The movie is very light on sexuality, which consists of a some cleavage, a bare-chested guy, a scene with some women in bathing suits, a wedding kiss, some mildly suggestive dancing and a joke about “being fruitful and multiplying.”
Violence is also light, consisting of some brief war news footage, a scuffle that ends in a punch and the wreckage of a plane crash.
The film contains many religious references, including snippets of sermons, Christian hymns and church scenes, a handful of Scripture quotations, a baptism, prayer and several discussions about God. It’s not overwhelming or “preachy,” however, but fairly natural, as it’s about a pastor’s family and his son’s struggle to find God’s will for his life. There is no overt occult content.
Top 12 Hard To Watch Movies
Fox News star jumps into ‘gay’ Christianity (You can’t be “Gay” and be a Christian)
Notice anything wrong? Loads!
A blended family is a marriage where one or both spouses bring children with them from a previous marriage or relationship. Fifty percent of all families today are blended families.
These kinds of families come with unique challenges, because there are dynamics present from Day One in a blended family that are not present in other families. That’s one reason blended families tend to have a higher divorce rate.
But blended families can be successful families. In fact, Jesus came from a blended family—He didn’t share the same father as His siblings.
A successful blended family must disarm the day-one dynamics that come with the marriage. These are unique to remarriage situations.
One problem is when one spouse retains feelings toward an ex-spouse.
These may be feelings of love or feelings of hate. That’s what happens when two souls have been joined in marriage or in a sexual relationship. That bond is not easily separated.
In one blended family, a spouse might look back too fondly on a previous relationship, remembering only the good things. In another family, a spouse might harbor resentment from the previous relationship. Negative thoughts torment them.
Neither situation is healthy. Those thoughts must be taken captive. Focus instead on the person you are married to right now. Thank God for them. Forgive everyone in your past, and live in the present.
A second problem is lowered trust and higher expectations. This is a difficult combination. People who have had their hearts broken may go into marriage with too much suspicion and too little good will.

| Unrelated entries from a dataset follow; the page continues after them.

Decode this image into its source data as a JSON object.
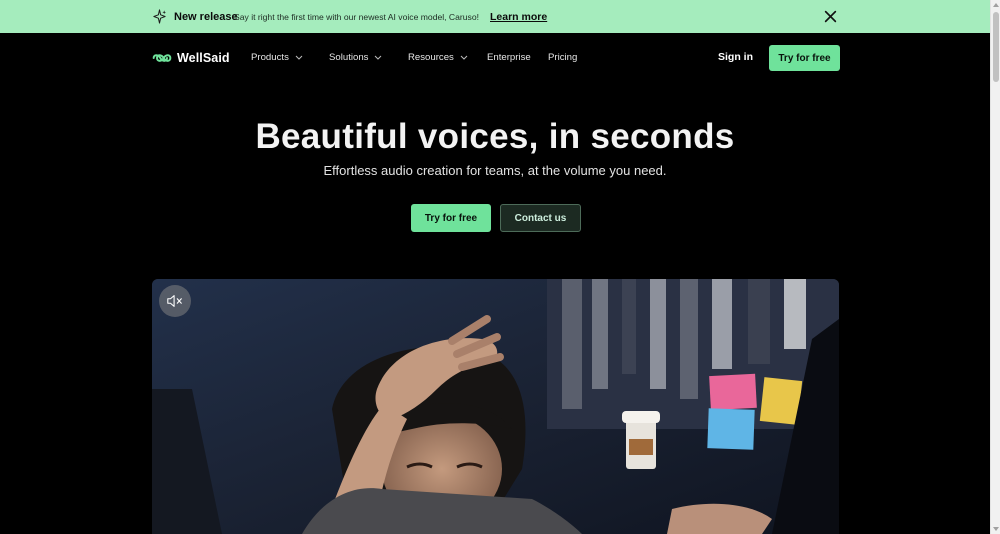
{
  "announcement": {
    "badge_label": "New release",
    "message": "Say it right the first time with our newest AI voice model, Caruso!",
    "link_label": "Learn more",
    "icons": {
      "leading": "sparkle-icon",
      "close": "close-icon"
    },
    "background": "#a5ecbd"
  },
  "nav": {
    "brand": "WellSaid",
    "items": [
      {
        "label": "Products",
        "has_dropdown": true
      },
      {
        "label": "Solutions",
        "has_dropdown": true
      },
      {
        "label": "Resources",
        "has_dropdown": true
      },
      {
        "label": "Enterprise",
        "has_dropdown": false
      },
      {
        "label": "Pricing",
        "has_dropdown": false
      }
    ],
    "sign_in_label": "Sign in",
    "cta_label": "Try for free"
  },
  "hero": {
    "title": "Beautiful voices, in seconds",
    "subtitle": "Effortless audio creation for teams, at the volume you need.",
    "primary_cta": "Try for free",
    "secondary_cta": "Contact us"
  },
  "video": {
    "mute_icon": "speaker-muted-icon"
  },
  "colors": {
    "accent": "#6fe29b",
    "page_background": "#000000",
    "secondary_button_bg": "#1c2a22"
  }
}
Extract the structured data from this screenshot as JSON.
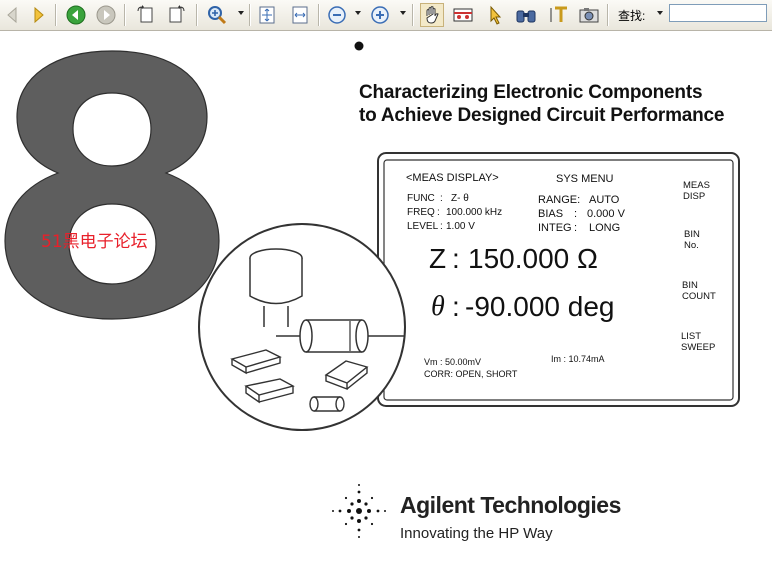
{
  "toolbar": {
    "buttons": [
      "back-icon",
      "forward-icon",
      "prev-view-icon",
      "next-view-icon",
      "rotate-cw-icon",
      "rotate-ccw-icon",
      "zoom-in-icon",
      "fit-page-icon",
      "fit-width-icon",
      "zoom-out-icon",
      "zoom-plus-icon",
      "hand-tool-icon",
      "snapshot-icon",
      "select-icon",
      "find-icon",
      "text-select-icon",
      "camera-icon"
    ],
    "find_label": "查找:",
    "find_value": ""
  },
  "cover": {
    "chapter_number": "8",
    "bullet": "•",
    "title_line1": "Characterizing Electronic Components",
    "title_line2": "to Achieve Designed Circuit Performance",
    "watermark": "51黑电子论坛"
  },
  "display": {
    "header_left": "<MEAS DISPLAY>",
    "header_right": "SYS MENU",
    "func_label": "FUNC",
    "func_value": "Z- θ",
    "freq_label": "FREQ",
    "freq_value": "100.000 kHz",
    "level_label": "LEVEL",
    "level_value": "1.00 V",
    "range_label": "RANGE:",
    "range_value": "AUTO",
    "bias_label": "BIAS",
    "bias_value": "0.000  V",
    "integ_label": "INTEG",
    "integ_value": "LONG",
    "z_label": "Z",
    "z_value": "150.000 Ω",
    "theta_label": "θ",
    "theta_value": "-90.000 deg",
    "vm": "Vm  :  50.00mV",
    "im": "Im  :  10.74mA",
    "corr": "CORR: OPEN, SHORT",
    "side_menu": [
      {
        "line1": "MEAS",
        "line2": "DISP"
      },
      {
        "line1": "BIN",
        "line2": "No."
      },
      {
        "line1": "BIN",
        "line2": "COUNT"
      },
      {
        "line1": "LIST",
        "line2": "SWEEP"
      }
    ]
  },
  "brand": {
    "name": "Agilent Technologies",
    "tagline": "Innovating the HP Way"
  }
}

They don’t want to be hurt again, and at the same time, they may have higher expectations of their new spouse. This spouse won’t treat me like my last one did, they think. Those high expectations can set up the new spouse for failure.
Marriage is trust. Any mistrust needs to be dealt with before blending two families together. You can’t let the scars of the past dictate the tenor of your new marriage. Submit those past emotions to God and ask for healing.
Parenting is another day-one challenge for blended families. Biological parents can be very protective of their children, especially around step-parents. This is a leading cause of divorce. In a blended family, you share more than debts and assets. You share ownership of the children. Both parents must be equals.
The New Testament talks about a kind of love called agape. It means love by choice, and it is the greatest love on earth—the kind of love you decide to have. Step-parents can choose to love their stepchildren just as much as a biological parent, regardless of emotions or circumstances.
The final problem is priority. In traditional marriages, the relationship comes first, followed by children. In blended families, the children are present before the relationship. But remember that children are a temporary assignment. Marriage is the nucleus of the family—it lasts longer than children.
In all things, including parenting, your marriage must come first. Children are more secure when the see their parents are happily married.
Are you in a blended family? If so, pay particular attention to the potential problems listed above. These unique challenges can be overcome. God is on your side. With His help, your blended family can flourish.
For more about this topic, watch this week’s show!
Blessings, Jimmy Evans